WASHINGTON — The Pulitzer Center on Crisis Reporting and the Washington Program of the Medill School of Journalism co-hosted a screening Tuesday of a short documentary created by a Medill alumna about the psychological impact of deaths in the Philippines’ drug war.

The documentary, titled “The Psychological Toll of Duterte’s Drug War,” was filmed and produced by 2017 Pulitzer Center on Crisis Reporting student fellow Pat Nabong, who is a freelance journalist after receiving a bachelor’s degree from Medill in 2017. It addresses the psychological impact of the death of drug addicts, killed during Philippines President Rodrigo Duterte’s drug war, on the slain addicts’ surviving family members.

Since Duterte’s election in 2016, more than 7,000 addicts and dealers have been killed, according to local reporters. Police and armed vigilantes publicly approved by the president kill people presumed to have current or former drug ties.

Following the screening, Kate Cimini, a graduate student in Medill’s D.C. bureau, moderated a panel including Carlos Conde, Philippines researcher for Human Rights Watch’s Asia division, and Federico Cruz, photojournalist for the “Rappler.”

Conde said Duterte’s rhetoric dehumanizes drug addicts by falsely saying they are mentally ill from using methamphetamines and other drugs. He added that Duterte’s administration denies allegations of human rights wrongdoing by claiming the addicts are not human.

Nabong, a Filipino immigrant, said she pitched the concept of the documentary to the Pulitzer Center because it was an aspect of the drug war that had not been explored in the media because the victims’ families and their mental health are afterthoughts. Victims are often killed on the roadside or in their homes, in front of their families, leading to long-lasting psychological trauma for the family.

“When I lie down at night, my chest tightens,” said the son of one victim in the documentary. “I am afraid of sleeping.”

Victims of the drug war are disproportionately impoverished, living off the “refuse of Manila,” said Conde. After losing a loved one to the killings, families often go into hiding and have little access to or awareness of psychological services provided by government hospitals, according to the documentary.

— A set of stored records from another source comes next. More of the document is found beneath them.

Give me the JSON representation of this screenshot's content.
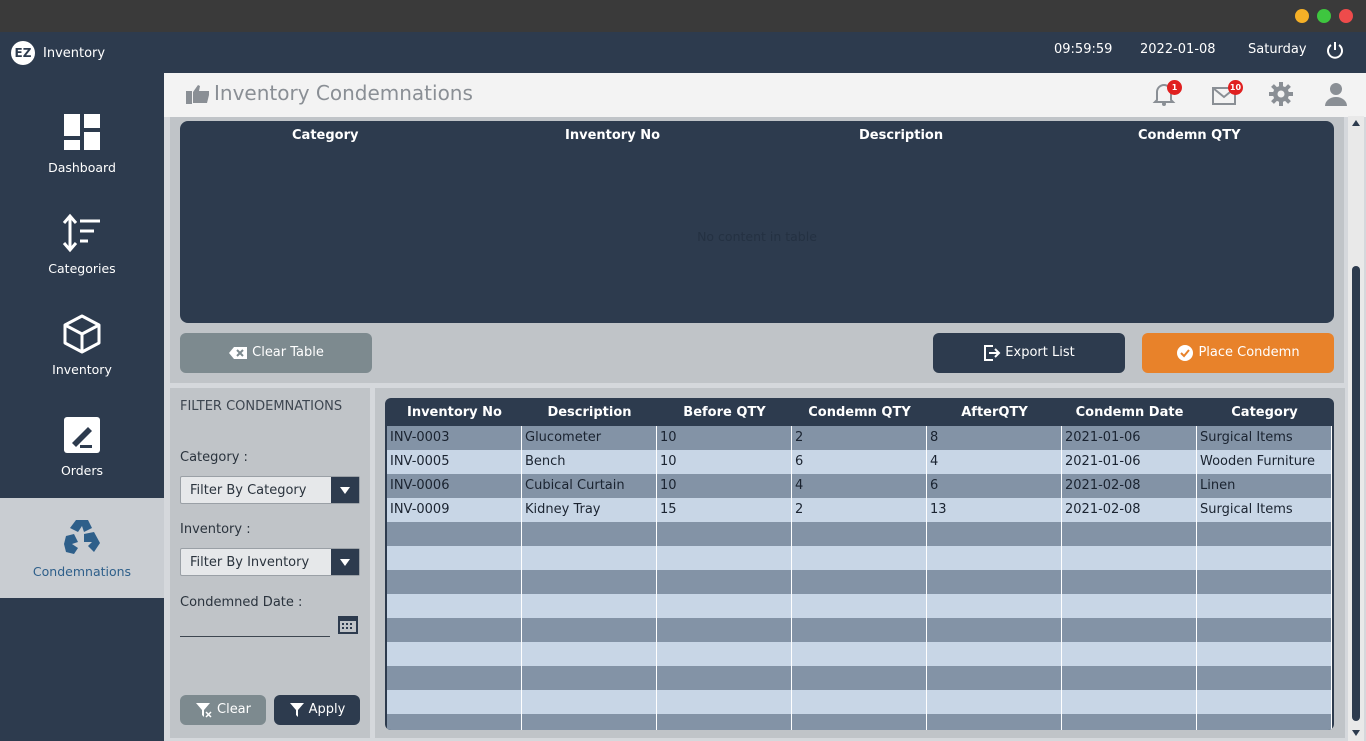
{
  "app": {
    "title": "Inventory",
    "logo": "EZ"
  },
  "clock": {
    "time": "09:59:59",
    "date": "2022-01-08",
    "day": "Saturday"
  },
  "sidebar": {
    "items": [
      {
        "label": "Dashboard",
        "icon": "dashboard-icon",
        "active": false
      },
      {
        "label": "Categories",
        "icon": "sort-icon",
        "active": false
      },
      {
        "label": "Inventory",
        "icon": "box-icon",
        "active": false
      },
      {
        "label": "Orders",
        "icon": "edit-icon",
        "active": false
      },
      {
        "label": "Condemnations",
        "icon": "recycle-icon",
        "active": true
      }
    ]
  },
  "header": {
    "title": "Inventory Condemnations",
    "notifications": "1",
    "messages": "10"
  },
  "condemn_table": {
    "columns": [
      "Category",
      "Inventory No",
      "Description",
      "Condemn QTY"
    ],
    "empty_text": "No content in table"
  },
  "buttons": {
    "clear_table": "Clear Table",
    "export_list": "Export List",
    "place_condemn": "Place Condemn"
  },
  "filter": {
    "heading": "FILTER CONDEMNATIONS",
    "category_label": "Category :",
    "category_value": "Filter By Category",
    "inventory_label": "Inventory :",
    "inventory_value": "Filter By Inventory",
    "date_label": "Condemned Date :",
    "clear": "Clear",
    "apply": "Apply"
  },
  "history_table": {
    "columns": [
      "Inventory No",
      "Description",
      "Before QTY",
      "Condemn QTY",
      "AfterQTY",
      "Condemn Date",
      "Category"
    ],
    "rows": [
      [
        "INV-0003",
        "Glucometer",
        "10",
        "2",
        "8",
        "2021-01-06",
        "Surgical Items"
      ],
      [
        "INV-0005",
        "Bench",
        "10",
        "6",
        "4",
        "2021-01-06",
        "Wooden Furniture"
      ],
      [
        "INV-0006",
        "Cubical Curtain",
        "10",
        "4",
        "6",
        "2021-02-08",
        "Linen"
      ],
      [
        "INV-0009",
        "Kidney Tray",
        "15",
        "2",
        "13",
        "2021-02-08",
        "Surgical Items"
      ]
    ]
  },
  "colors": {
    "sidebar": "#2d3b4e",
    "accent": "#e8822a",
    "row_dark": "#8393a6",
    "row_light": "#c8d6e6"
  }
}
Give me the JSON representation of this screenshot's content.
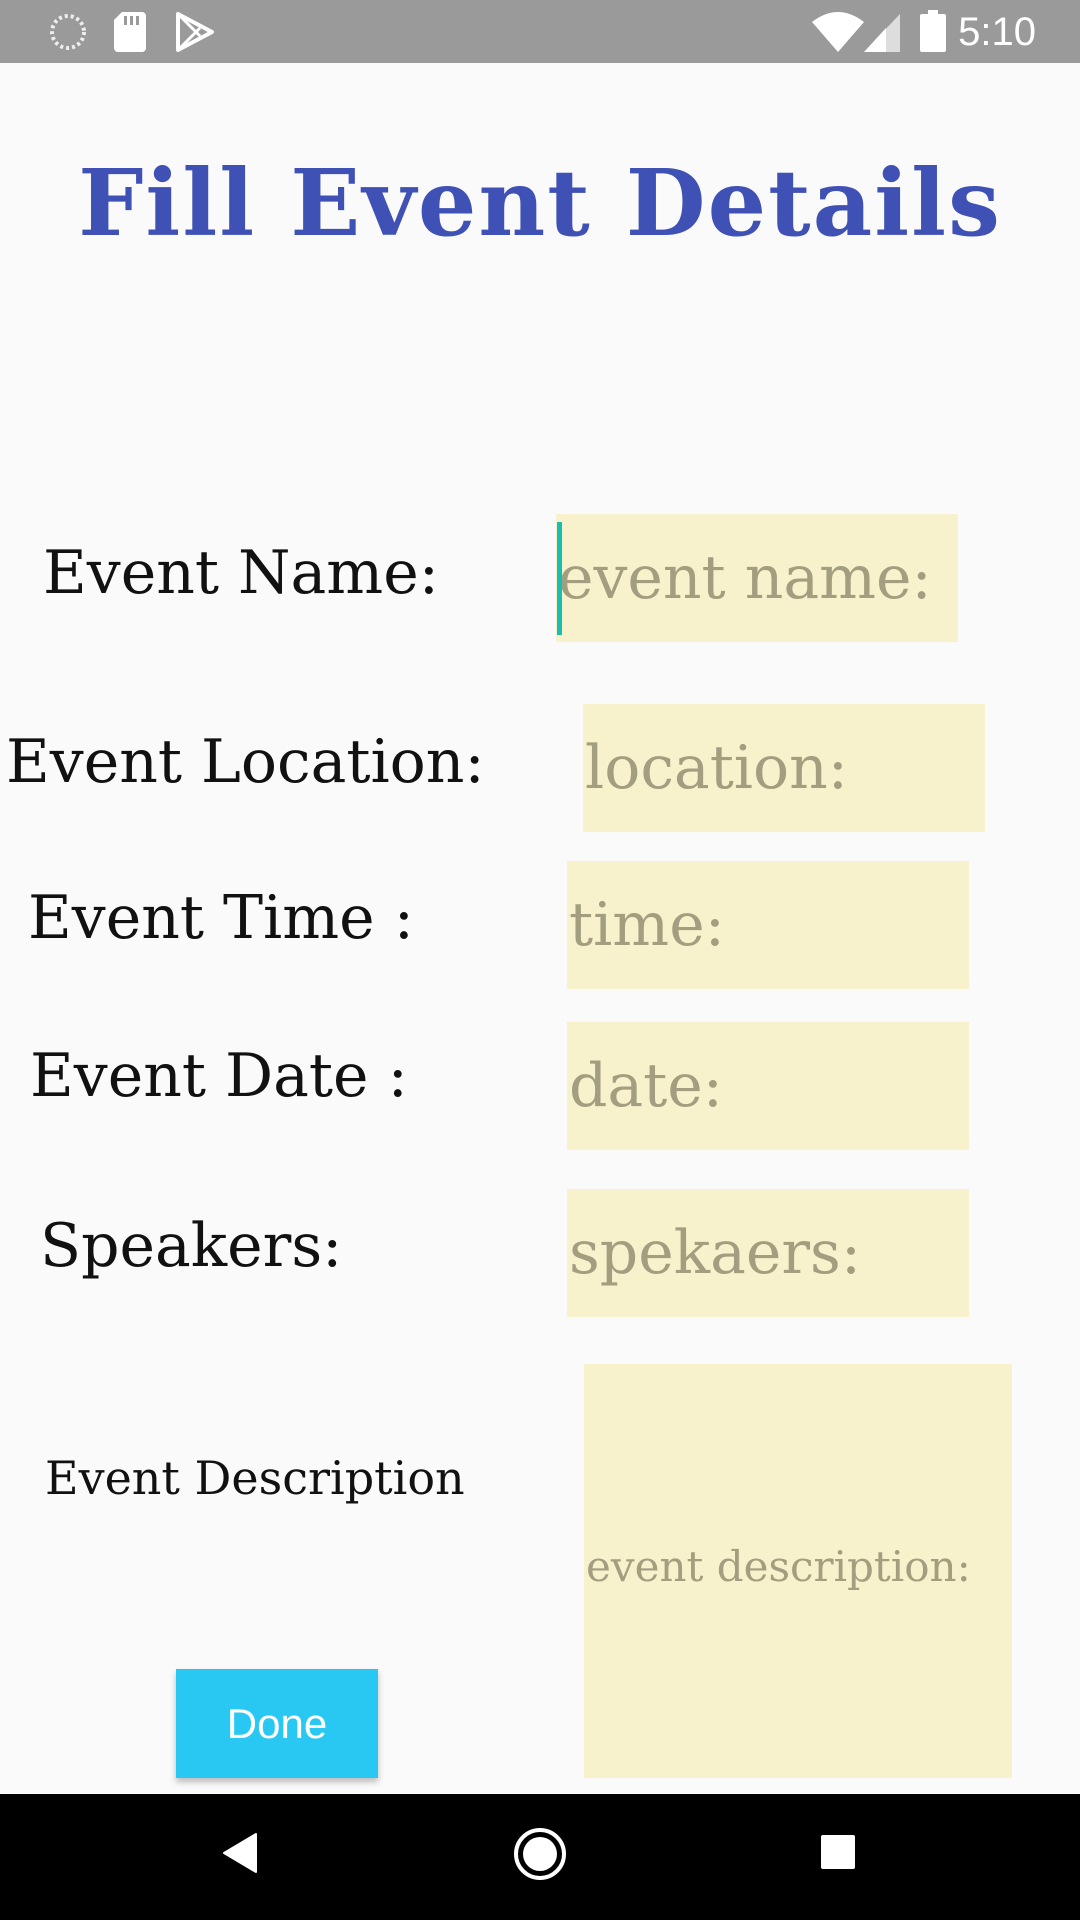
{
  "status_bar": {
    "time": "5:10",
    "left_icons": [
      "loading-circle-icon",
      "sd-card-icon",
      "play-store-icon"
    ],
    "right_icons": [
      "wifi-icon",
      "cellular-signal-icon",
      "battery-icon"
    ]
  },
  "title": "Fill Event Details",
  "form": {
    "event_name_label": "Event Name:",
    "event_name_placeholder": "event name:",
    "location_label": "Event Location:",
    "location_placeholder": "location:",
    "time_label": "Event Time :",
    "time_placeholder": "time:",
    "date_label": "Event Date :",
    "date_placeholder": "date:",
    "speakers_label": "Speakers:",
    "speakers_placeholder": "spekaers:",
    "description_label": "Event Description",
    "description_placeholder": "event description:"
  },
  "done_button": "Done",
  "colors": {
    "title": "#3f51b5",
    "field_bg": "#f7f2cb",
    "done_bg": "#29c8f3",
    "caret": "#19bfae"
  },
  "nav_bar": [
    "back-icon",
    "home-icon",
    "recents-icon"
  ]
}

The Pulitzer Center on Crisis Reporting is a nonprofit journalism organization that sponsors reporters to cover international stories and global affairs.